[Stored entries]
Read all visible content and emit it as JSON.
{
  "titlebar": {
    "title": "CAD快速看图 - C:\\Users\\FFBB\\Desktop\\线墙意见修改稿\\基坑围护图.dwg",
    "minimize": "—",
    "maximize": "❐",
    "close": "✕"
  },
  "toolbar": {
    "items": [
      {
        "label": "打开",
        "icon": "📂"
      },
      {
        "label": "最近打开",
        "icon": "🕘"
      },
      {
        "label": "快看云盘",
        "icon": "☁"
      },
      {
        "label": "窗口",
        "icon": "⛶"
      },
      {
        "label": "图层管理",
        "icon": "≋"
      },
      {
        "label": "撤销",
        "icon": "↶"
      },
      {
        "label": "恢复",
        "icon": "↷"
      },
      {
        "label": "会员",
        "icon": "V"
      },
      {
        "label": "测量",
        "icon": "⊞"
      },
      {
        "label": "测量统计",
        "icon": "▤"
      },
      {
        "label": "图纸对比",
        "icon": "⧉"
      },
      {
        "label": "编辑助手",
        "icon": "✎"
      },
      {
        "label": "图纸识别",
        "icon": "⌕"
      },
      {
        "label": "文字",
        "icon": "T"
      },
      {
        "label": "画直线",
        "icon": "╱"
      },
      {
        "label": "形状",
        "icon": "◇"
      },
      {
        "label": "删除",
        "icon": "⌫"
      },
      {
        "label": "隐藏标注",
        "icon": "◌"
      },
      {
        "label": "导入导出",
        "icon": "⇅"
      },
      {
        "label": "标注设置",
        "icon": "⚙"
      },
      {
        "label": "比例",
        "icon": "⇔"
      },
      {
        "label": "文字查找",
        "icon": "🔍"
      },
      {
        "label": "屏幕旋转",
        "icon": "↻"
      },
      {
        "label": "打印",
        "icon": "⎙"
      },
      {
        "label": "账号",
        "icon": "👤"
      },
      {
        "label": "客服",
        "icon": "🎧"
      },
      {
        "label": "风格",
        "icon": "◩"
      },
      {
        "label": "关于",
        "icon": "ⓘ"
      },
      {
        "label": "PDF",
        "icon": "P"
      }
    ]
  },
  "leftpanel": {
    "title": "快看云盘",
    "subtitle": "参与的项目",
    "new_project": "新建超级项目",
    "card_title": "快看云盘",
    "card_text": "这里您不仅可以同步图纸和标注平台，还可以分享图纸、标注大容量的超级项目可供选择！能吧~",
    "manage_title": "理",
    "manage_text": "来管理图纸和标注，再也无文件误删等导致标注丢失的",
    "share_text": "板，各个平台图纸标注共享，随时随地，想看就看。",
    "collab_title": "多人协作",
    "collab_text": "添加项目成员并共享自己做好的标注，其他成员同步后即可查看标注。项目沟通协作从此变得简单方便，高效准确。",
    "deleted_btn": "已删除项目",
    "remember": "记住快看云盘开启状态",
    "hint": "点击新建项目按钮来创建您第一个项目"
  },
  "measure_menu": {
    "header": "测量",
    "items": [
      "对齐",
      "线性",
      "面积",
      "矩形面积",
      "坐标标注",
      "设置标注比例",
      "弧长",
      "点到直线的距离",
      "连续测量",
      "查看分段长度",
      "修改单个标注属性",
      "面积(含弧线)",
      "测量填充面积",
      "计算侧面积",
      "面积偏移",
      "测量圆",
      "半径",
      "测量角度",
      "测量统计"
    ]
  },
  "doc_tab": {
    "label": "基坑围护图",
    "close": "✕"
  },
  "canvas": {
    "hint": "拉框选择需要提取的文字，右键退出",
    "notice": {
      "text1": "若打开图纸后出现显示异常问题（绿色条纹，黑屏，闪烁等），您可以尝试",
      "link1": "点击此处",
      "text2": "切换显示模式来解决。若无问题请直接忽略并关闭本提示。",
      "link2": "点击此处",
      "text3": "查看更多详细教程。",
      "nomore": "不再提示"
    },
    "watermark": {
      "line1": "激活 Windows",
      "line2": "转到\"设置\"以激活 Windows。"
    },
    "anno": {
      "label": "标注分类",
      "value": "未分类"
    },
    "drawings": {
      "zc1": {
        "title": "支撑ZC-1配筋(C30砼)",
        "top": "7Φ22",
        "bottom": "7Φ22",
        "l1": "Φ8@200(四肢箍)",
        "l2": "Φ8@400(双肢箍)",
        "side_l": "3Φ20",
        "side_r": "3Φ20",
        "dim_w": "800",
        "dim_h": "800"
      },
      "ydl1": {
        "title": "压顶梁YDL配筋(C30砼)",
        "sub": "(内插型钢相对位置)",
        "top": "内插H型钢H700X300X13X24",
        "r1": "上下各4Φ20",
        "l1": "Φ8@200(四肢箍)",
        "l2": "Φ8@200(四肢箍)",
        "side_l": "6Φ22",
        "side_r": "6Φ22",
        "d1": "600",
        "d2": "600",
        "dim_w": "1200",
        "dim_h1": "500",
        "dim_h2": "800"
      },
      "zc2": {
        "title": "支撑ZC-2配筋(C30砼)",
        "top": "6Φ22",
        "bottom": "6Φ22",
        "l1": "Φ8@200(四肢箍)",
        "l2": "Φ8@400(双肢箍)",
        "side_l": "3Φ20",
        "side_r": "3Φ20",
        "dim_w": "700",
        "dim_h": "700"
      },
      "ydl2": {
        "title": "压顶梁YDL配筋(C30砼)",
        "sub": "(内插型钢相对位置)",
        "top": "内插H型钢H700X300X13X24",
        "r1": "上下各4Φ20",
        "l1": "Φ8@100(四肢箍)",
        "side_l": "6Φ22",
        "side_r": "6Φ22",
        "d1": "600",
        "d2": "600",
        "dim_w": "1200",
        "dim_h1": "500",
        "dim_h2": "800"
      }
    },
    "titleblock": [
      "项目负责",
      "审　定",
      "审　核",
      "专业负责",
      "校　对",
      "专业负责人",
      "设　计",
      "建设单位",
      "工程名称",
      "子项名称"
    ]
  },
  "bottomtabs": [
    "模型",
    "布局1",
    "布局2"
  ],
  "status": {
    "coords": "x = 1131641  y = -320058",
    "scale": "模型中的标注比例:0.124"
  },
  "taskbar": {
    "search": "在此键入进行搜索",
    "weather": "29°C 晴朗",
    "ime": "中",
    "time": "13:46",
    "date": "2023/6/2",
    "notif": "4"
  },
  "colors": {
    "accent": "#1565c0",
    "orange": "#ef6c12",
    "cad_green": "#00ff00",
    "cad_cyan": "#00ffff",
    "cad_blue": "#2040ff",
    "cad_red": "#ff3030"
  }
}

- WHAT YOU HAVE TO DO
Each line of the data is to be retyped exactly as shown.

- PROBLEM SOLUTION
Read all visible content and emit it as JSON.
{
  "titlebar": {
    "title": "CAD快速看图 - C:\\Users\\FFBB\\Desktop\\线墙意见修改稿\\基坑围护图.dwg",
    "minimize": "—",
    "maximize": "❐",
    "close": "✕"
  },
  "toolbar": {
    "items": [
      {
        "label": "打开",
        "icon": "📂"
      },
      {
        "label": "最近打开",
        "icon": "🕘"
      },
      {
        "label": "快看云盘",
        "icon": "☁"
      },
      {
        "label": "窗口",
        "icon": "⛶"
      },
      {
        "label": "图层管理",
        "icon": "≋"
      },
      {
        "label": "撤销",
        "icon": "↶"
      },
      {
        "label": "恢复",
        "icon": "↷"
      },
      {
        "label": "会员",
        "icon": "V"
      },
      {
        "label": "测量",
        "icon": "⊞"
      },
      {
        "label": "测量统计",
        "icon": "▤"
      },
      {
        "label": "图纸对比",
        "icon": "⧉"
      },
      {
        "label": "编辑助手",
        "icon": "✎"
      },
      {
        "label": "图纸识别",
        "icon": "⌕"
      },
      {
        "label": "文字",
        "icon": "T"
      },
      {
        "label": "画直线",
        "icon": "╱"
      },
      {
        "label": "形状",
        "icon": "◇"
      },
      {
        "label": "删除",
        "icon": "⌫"
      },
      {
        "label": "隐藏标注",
        "icon": "◌"
      },
      {
        "label": "导入导出",
        "icon": "⇅"
      },
      {
        "label": "标注设置",
        "icon": "⚙"
      },
      {
        "label": "比例",
        "icon": "⇔"
      },
      {
        "label": "文字查找",
        "icon": "🔍"
      },
      {
        "label": "屏幕旋转",
        "icon": "↻"
      },
      {
        "label": "打印",
        "icon": "⎙"
      },
      {
        "label": "账号",
        "icon": "👤"
      },
      {
        "label": "客服",
        "icon": "🎧"
      },
      {
        "label": "风格",
        "icon": "◩"
      },
      {
        "label": "关于",
        "icon": "ⓘ"
      },
      {
        "label": "PDF",
        "icon": "P"
      }
    ]
  },
  "leftpanel": {
    "title": "快看云盘",
    "subtitle": "参与的项目",
    "new_project": "新建超级项目",
    "card_title": "快看云盘",
    "card_text": "这里您不仅可以同步图纸和标注平台，还可以分享图纸、标注大容量的超级项目可供选择！能吧~",
    "manage_title": "理",
    "manage_text": "来管理图纸和标注，再也无文件误删等导致标注丢失的",
    "share_text": "板，各个平台图纸标注共享，随时随地，想看就看。",
    "collab_title": "多人协作",
    "collab_text": "添加项目成员并共享自己做好的标注，其他成员同步后即可查看标注。项目沟通协作从此变得简单方便，高效准确。",
    "deleted_btn": "已删除项目",
    "remember": "记住快看云盘开启状态",
    "hint": "点击新建项目按钮来创建您第一个项目"
  },
  "measure_menu": {
    "header": "测量",
    "items": [
      "对齐",
      "线性",
      "面积",
      "矩形面积",
      "坐标标注",
      "设置标注比例",
      "弧长",
      "点到直线的距离",
      "连续测量",
      "查看分段长度",
      "修改单个标注属性",
      "面积(含弧线)",
      "测量填充面积",
      "计算侧面积",
      "面积偏移",
      "测量圆",
      "半径",
      "测量角度",
      "测量统计"
    ]
  },
  "doc_tab": {
    "label": "基坑围护图",
    "close": "✕"
  },
  "canvas": {
    "hint": "拉框选择需要提取的文字，右键退出",
    "notice": {
      "text1": "若打开图纸后出现显示异常问题（绿色条纹，黑屏，闪烁等），您可以尝试",
      "link1": "点击此处",
      "text2": "切换显示模式来解决。若无问题请直接忽略并关闭本提示。",
      "link2": "点击此处",
      "text3": "查看更多详细教程。",
      "nomore": "不再提示"
    },
    "watermark": {
      "line1": "激活 Windows",
      "line2": "转到\"设置\"以激活 Windows。"
    },
    "anno": {
      "label": "标注分类",
      "value": "未分类"
    },
    "drawings": {
      "zc1": {
        "title": "支撑ZC-1配筋(C30砼)",
        "top": "7Φ22",
        "bottom": "7Φ22",
        "l1": "Φ8@200(四肢箍)",
        "l2": "Φ8@400(双肢箍)",
        "side_l": "3Φ20",
        "side_r": "3Φ20",
        "dim_w": "800",
        "dim_h": "800"
      },
      "ydl1": {
        "title": "压顶梁YDL配筋(C30砼)",
        "sub": "(内插型钢相对位置)",
        "top": "内插H型钢H700X300X13X24",
        "r1": "上下各4Φ20",
        "l1": "Φ8@200(四肢箍)",
        "l2": "Φ8@200(四肢箍)",
        "side_l": "6Φ22",
        "side_r": "6Φ22",
        "d1": "600",
        "d2": "600",
        "dim_w": "1200",
        "dim_h1": "500",
        "dim_h2": "800"
      },
      "zc2": {
        "title": "支撑ZC-2配筋(C30砼)",
        "top": "6Φ22",
        "bottom": "6Φ22",
        "l1": "Φ8@200(四肢箍)",
        "l2": "Φ8@400(双肢箍)",
        "side_l": "3Φ20",
        "side_r": "3Φ20",
        "dim_w": "700",
        "dim_h": "700"
      },
      "ydl2": {
        "title": "压顶梁YDL配筋(C30砼)",
        "sub": "(内插型钢相对位置)",
        "top": "内插H型钢H700X300X13X24",
        "r1": "上下各4Φ20",
        "l1": "Φ8@100(四肢箍)",
        "side_l": "6Φ22",
        "side_r": "6Φ22",
        "d1": "600",
        "d2": "600",
        "dim_w": "1200",
        "dim_h1": "500",
        "dim_h2": "800"
      }
    },
    "titleblock": [
      "项目负责",
      "审　定",
      "审　核",
      "专业负责",
      "校　对",
      "专业负责人",
      "设　计",
      "建设单位",
      "工程名称",
      "子项名称"
    ]
  },
  "bottomtabs": [
    "模型",
    "布局1",
    "布局2"
  ],
  "status": {
    "coords": "x = 1131641  y = -320058",
    "scale": "模型中的标注比例:0.124"
  },
  "taskbar": {
    "search": "在此键入进行搜索",
    "weather": "29°C 晴朗",
    "ime": "中",
    "time": "13:46",
    "date": "2023/6/2",
    "notif": "4"
  },
  "colors": {
    "accent": "#1565c0",
    "orange": "#ef6c12",
    "cad_green": "#00ff00",
    "cad_cyan": "#00ffff",
    "cad_blue": "#2040ff",
    "cad_red": "#ff3030"
  }
}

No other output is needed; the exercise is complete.